The Indian legal system measures up rather well if assessed by the yardsticks of fairness and independence. Where it fails — and by a long shot — is in terms of speed and efficiency, attributes that are vital for the health and credibility of any justice delivery system, and ipso facto, to any liberal democratic order. The observations made by the Supreme Court, while disposing of a land dispute case pending for a staggering 50 years, have focussed critical attention on the problem of judicial delay. The strong language used by the Division Bench — which said the “inordinate delay in the disposal of cases” has eroded faith in the judiciary and left the people “simply disgusted” — is a reflection of the anguish about a problem that is getting worse by the day. It is no secret that a major cause for this delay is understaffing. India has fewer than 15 judges per million people, a figure that compares very poorly with countries such as Canada (about 75 per million) and the United States (104 per million). In 2002, the Supreme Court had directed the Centre that the judge-population ratio be raised to 50 per million in a phased manner. Indefensibly, successive governments have not done enough to address this issue; in the Tenth plan, the judiciary was allocated a mere 0.078 per cent of the total expenditure, a small crumb more than the 0.071 per cent assigned in the Ninth.

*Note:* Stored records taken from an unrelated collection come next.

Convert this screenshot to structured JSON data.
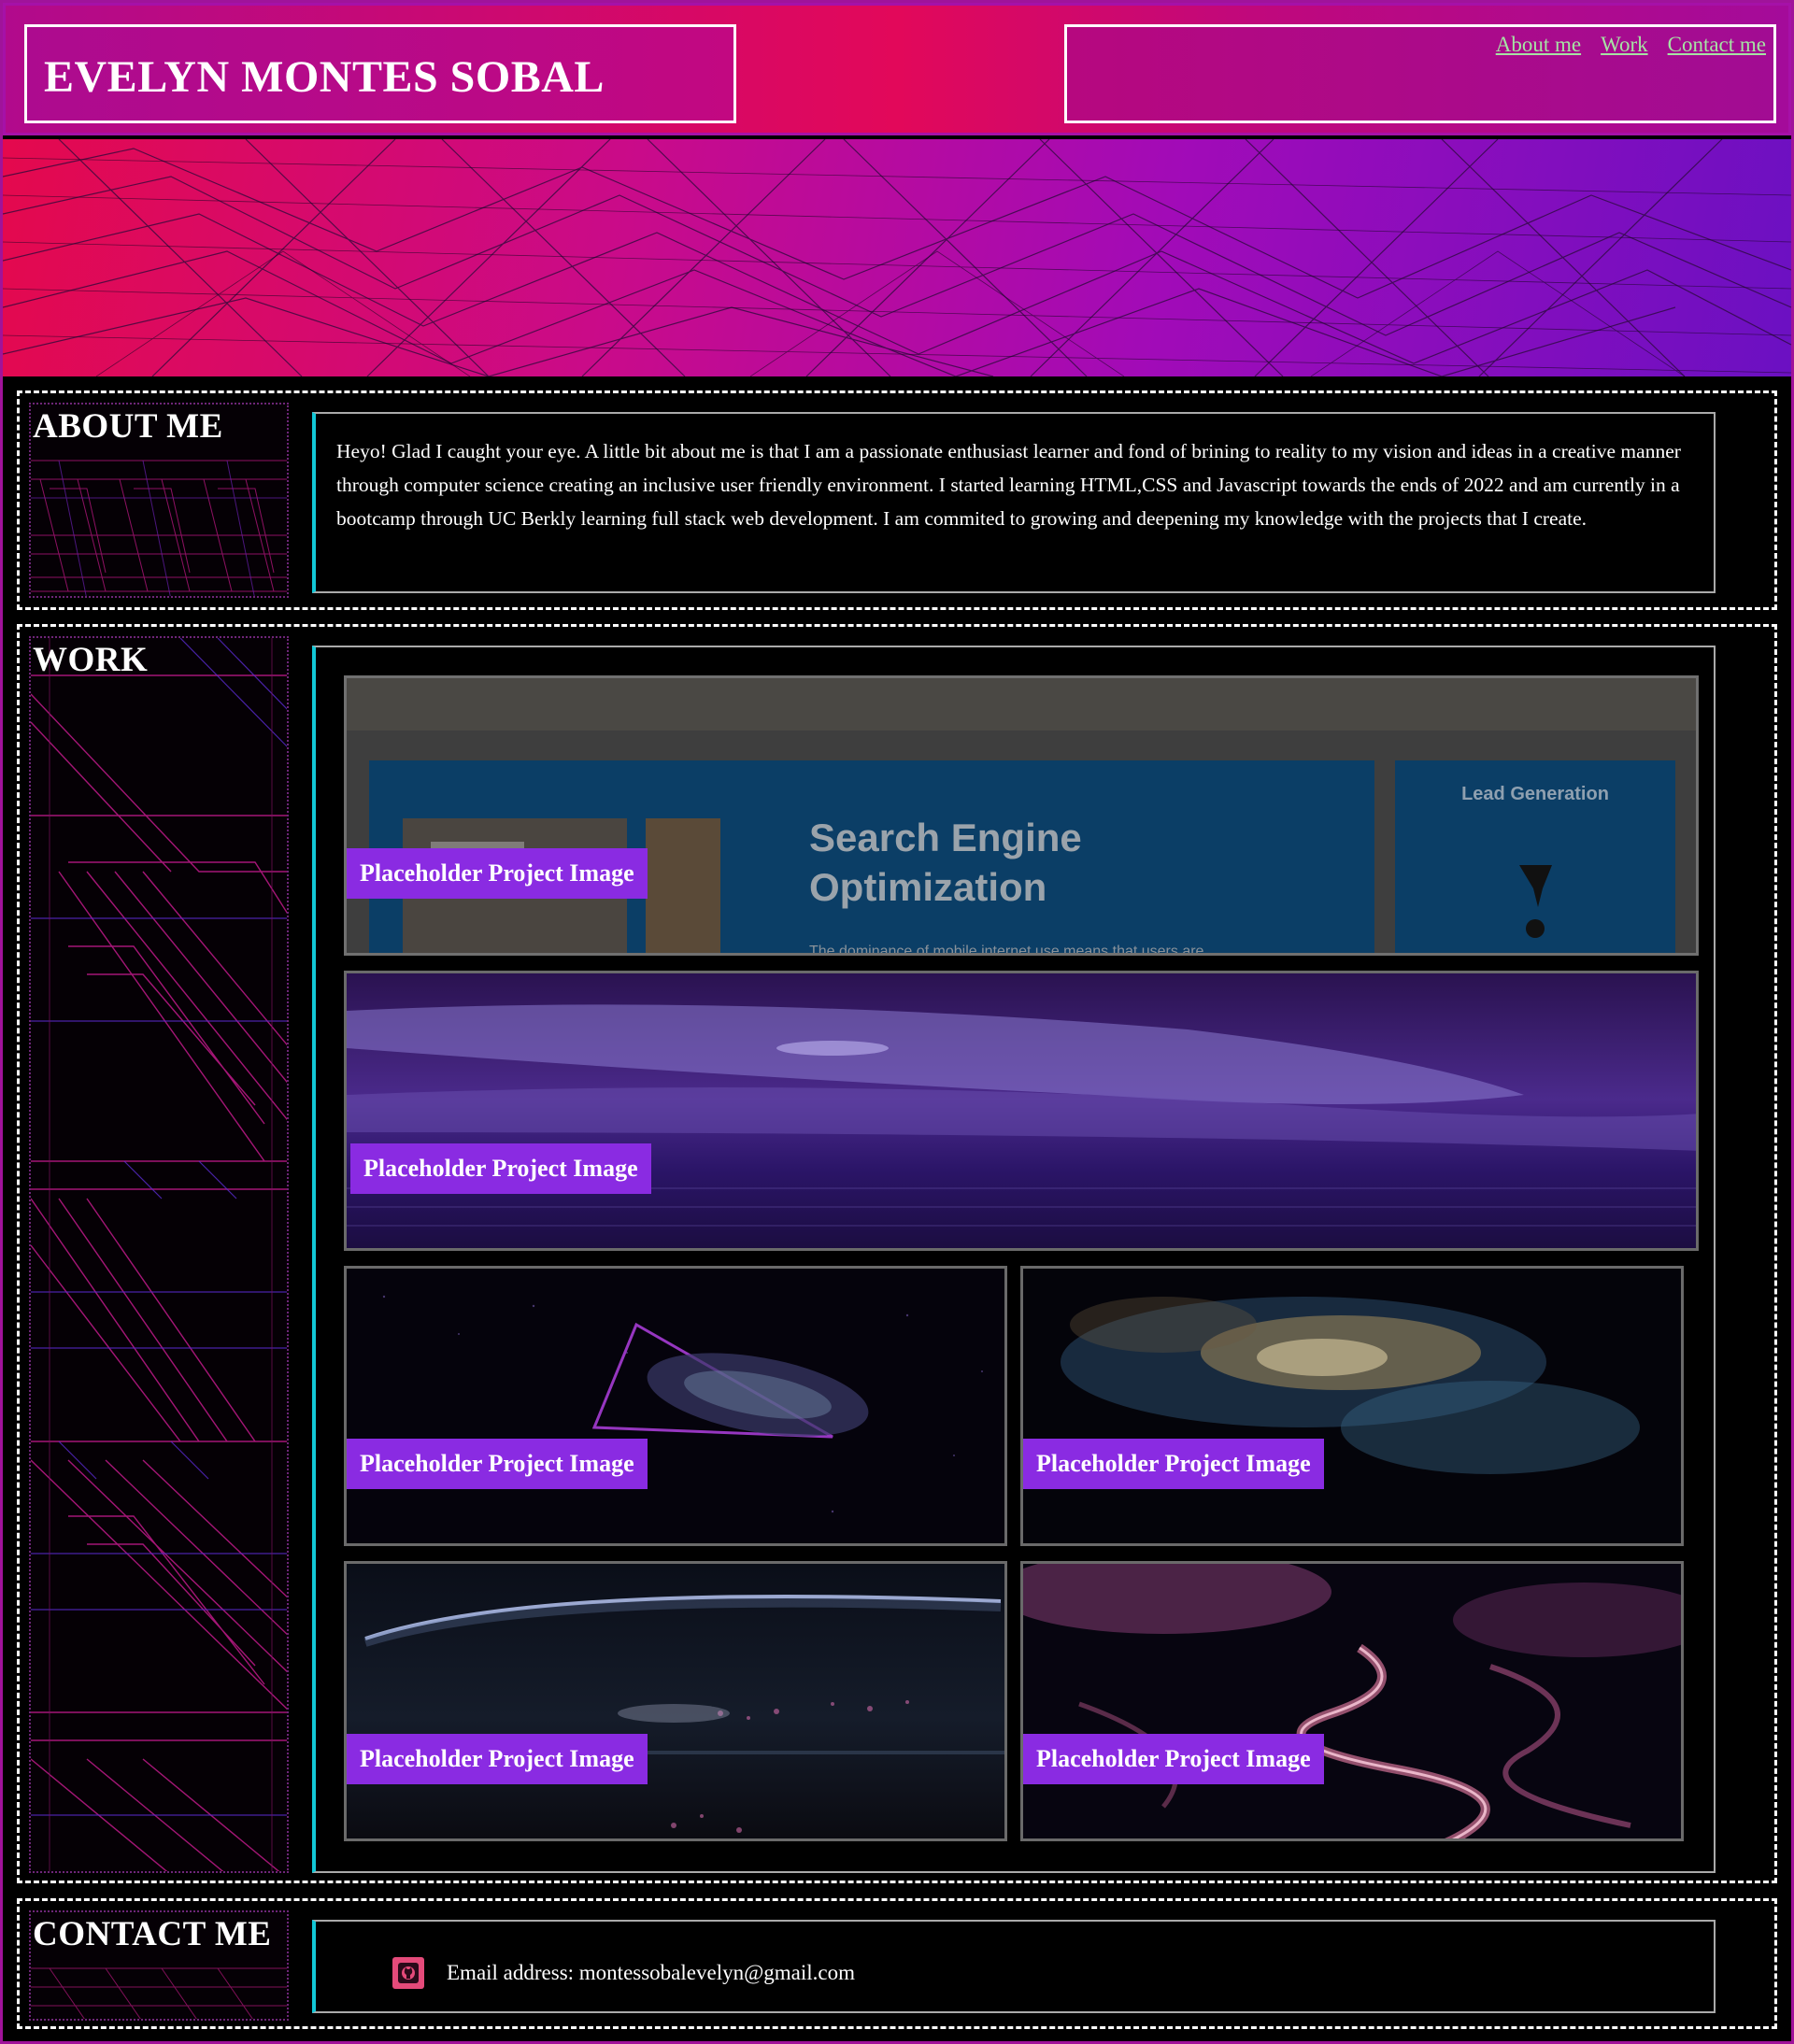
{
  "header": {
    "title": "EVELYN MONTES SOBAL",
    "nav": [
      "About me",
      "Work",
      "Contact me"
    ]
  },
  "about": {
    "heading": "ABOUT ME",
    "text": "Heyo! Glad I caught your eye. A little bit about me is that I am a passionate enthusiast learner and fond of brining to reality to my vision and ideas in a creative manner through computer science creating an inclusive user friendly environment. I started learning HTML,CSS and Javascript towards the ends of 2022 and am currently in a bootcamp through UC Berkly learning full stack web development. I am commited to growing and deepening my knowledge with the projects that I create."
  },
  "work": {
    "heading": "WORK",
    "projects": [
      {
        "label": "Placeholder Project Image",
        "thumb": "seo",
        "screenshot_text": {
          "title": "Search Engine Optimization",
          "side": "Lead Generation",
          "caption": "The dominance of mobile internet use means that users are"
        }
      },
      {
        "label": "Placeholder Project Image",
        "thumb": "purple-wave"
      },
      {
        "label": "Placeholder Project Image",
        "thumb": "neon-prism"
      },
      {
        "label": "Placeholder Project Image",
        "thumb": "nebula"
      },
      {
        "label": "Placeholder Project Image",
        "thumb": "moon-shore"
      },
      {
        "label": "Placeholder Project Image",
        "thumb": "blossom-river"
      }
    ]
  },
  "contact": {
    "heading": "CONTACT ME",
    "email_line": "Email address: montessobalevelyn@gmail.com",
    "icon": "github-icon"
  },
  "colors": {
    "accent_purple": "#8a2be2",
    "accent_cyan": "#12c7d6",
    "nav_link": "#a6e3a4",
    "header_pink": "#e2085a"
  }
}
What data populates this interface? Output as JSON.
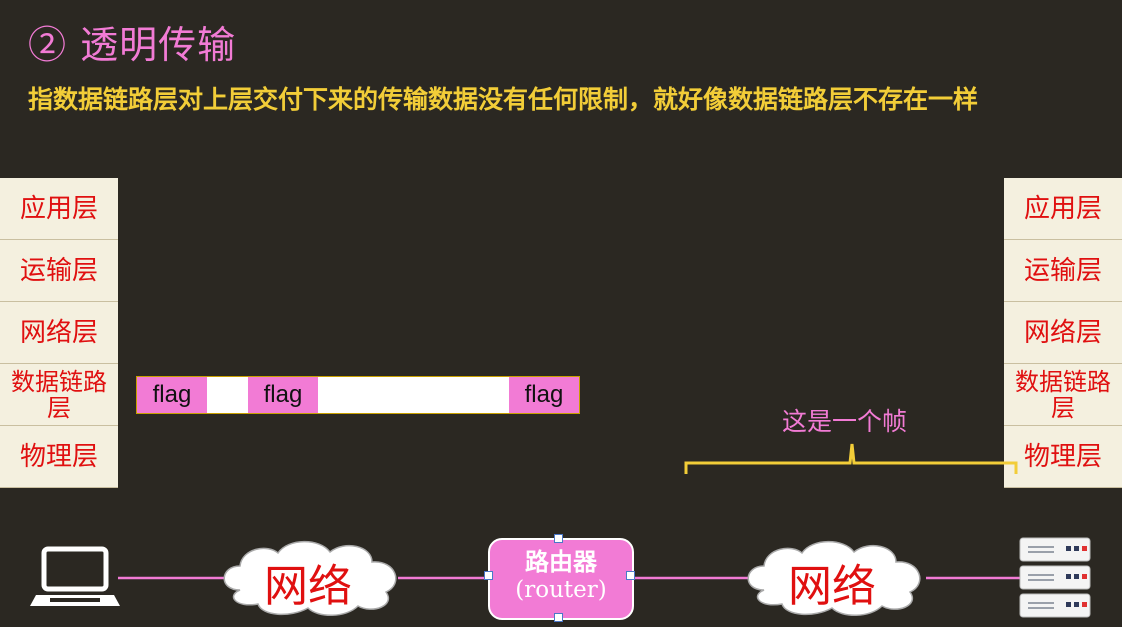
{
  "title": "② 透明传输",
  "subtitle": "指数据链路层对上层交付下来的传输数据没有任何限制，就好像数据链路层不存在一样",
  "layers": {
    "l1": "应用层",
    "l2": "运输层",
    "l3": "网络层",
    "l4": "数据链路层",
    "l5": "物理层"
  },
  "frame": {
    "flag": "flag"
  },
  "annotation": "这是一个帧",
  "network_label": "网络",
  "router": {
    "name": "路由器",
    "english": "(router)"
  },
  "colors": {
    "background": "#2b2822",
    "title": "#f27bd5",
    "subtitle": "#f2cd38",
    "layer_text": "#e01010",
    "flag_fill": "#f27bd5",
    "link_line": "#f27bd5",
    "bracket": "#f2cd38"
  }
}
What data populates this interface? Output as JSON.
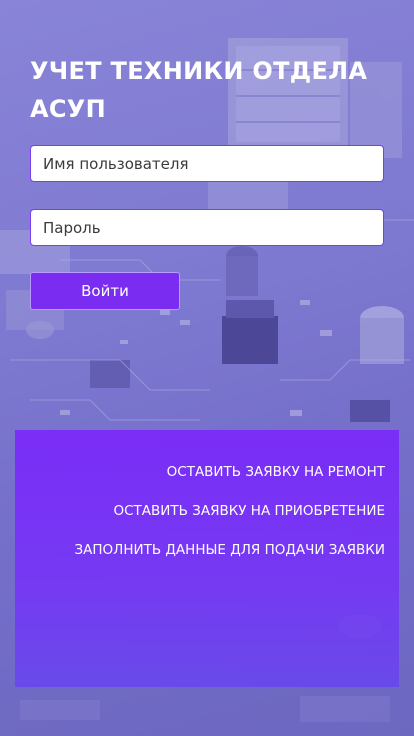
{
  "header": {
    "title": "УЧЕТ ТЕХНИКИ ОТДЕЛА АСУП"
  },
  "login_form": {
    "username_placeholder": "Имя пользователя",
    "password_placeholder": "Пароль",
    "submit_label": "Войти"
  },
  "actions_panel": {
    "links": [
      {
        "label": "ОСТАВИТЬ ЗАЯВКУ НА РЕМОНТ"
      },
      {
        "label": "ОСТАВИТЬ ЗАЯВКУ НА ПРИОБРЕТЕНИЕ"
      },
      {
        "label": "ЗАПОЛНИТЬ ДАННЫЕ ДЛЯ ПОДАЧИ ЗАЯВКИ"
      }
    ]
  },
  "colors": {
    "background_tint": "#7c78cf",
    "accent_purple": "#7a2df0",
    "field_border": "#7b3df0",
    "panel": "#7a28fa",
    "text_light": "#ffffff"
  }
}
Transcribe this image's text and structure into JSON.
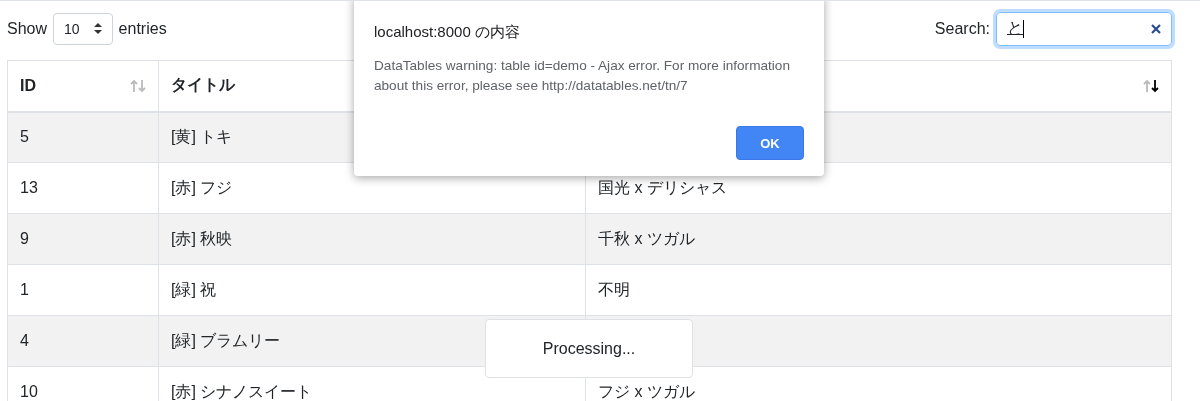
{
  "length_control": {
    "label_before": "Show",
    "value": "10",
    "label_after": "entries"
  },
  "search": {
    "label": "Search:",
    "value": "と",
    "composing": true
  },
  "table": {
    "columns": [
      {
        "label": "ID",
        "sortable": true,
        "sorted_desc": false
      },
      {
        "label": "タイトル"
      },
      {
        "sortable": true,
        "sorted_desc": true
      }
    ],
    "rows": [
      {
        "id": "5",
        "title": "[黄] トキ"
      },
      {
        "id": "13",
        "title": "[赤] フジ",
        "column_3": "国光 x デリシャス"
      },
      {
        "id": "9",
        "title": "[赤] 秋映",
        "column_3": "千秋 x ツガル"
      },
      {
        "id": "1",
        "title": "[緑] 祝",
        "column_3": "不明"
      },
      {
        "id": "4",
        "title": "[緑] ブラムリー"
      },
      {
        "id": "10",
        "title": "[赤] シナノスイート",
        "column_3": "フジ x ツガル"
      }
    ]
  },
  "dialog": {
    "title": "localhost:8000 の内容",
    "message": "DataTables warning: table id=demo - Ajax error. For more information about this error, please see http://datatables.net/tn/7",
    "button": "OK"
  },
  "processing": {
    "text": "Processing..."
  }
}
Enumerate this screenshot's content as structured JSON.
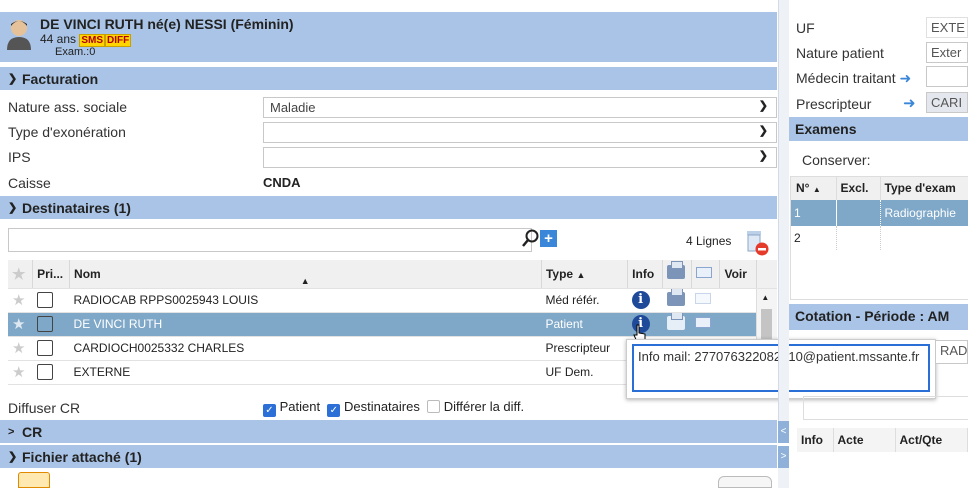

There are of course a cluster of other reasons for the backlog of cases. These include inadequate physical infrastructure, the failure or inability to streamline procedures in the Civil and Criminal Procedure Codes, the tardiness in computerising courtrooms, and the inadequate effort that has gone into developing alternative dispute resolution mechanisms such as the Lok Adalats, arbitration and mediation. The backlog problem is most acute at the level of the subordinate judiciary. In 2005, there were 2.78 crore cases pending in the lower courts and 33.79 lakh in the high courts and 30,000 in the Supreme Court — an accumulation that is not possible to clear without a huge spike in the rates of disposal. As former Chief Justice of India M.N. Venkatachaliah pointed out recently, the disillusionment with the judicial system has led to a dangerous increase in jan adalats or kangaroo courts in many parts of the country. It is time the county took a serious and comprehensive look at the entire legal system with special attention to tackling the problem of backlog. Too much time has gone by and too little has been done to sort out a problem that undermines the rights of litigants and accused, damages the credibility of the judiciary, and weakens the very basis of the democratic order.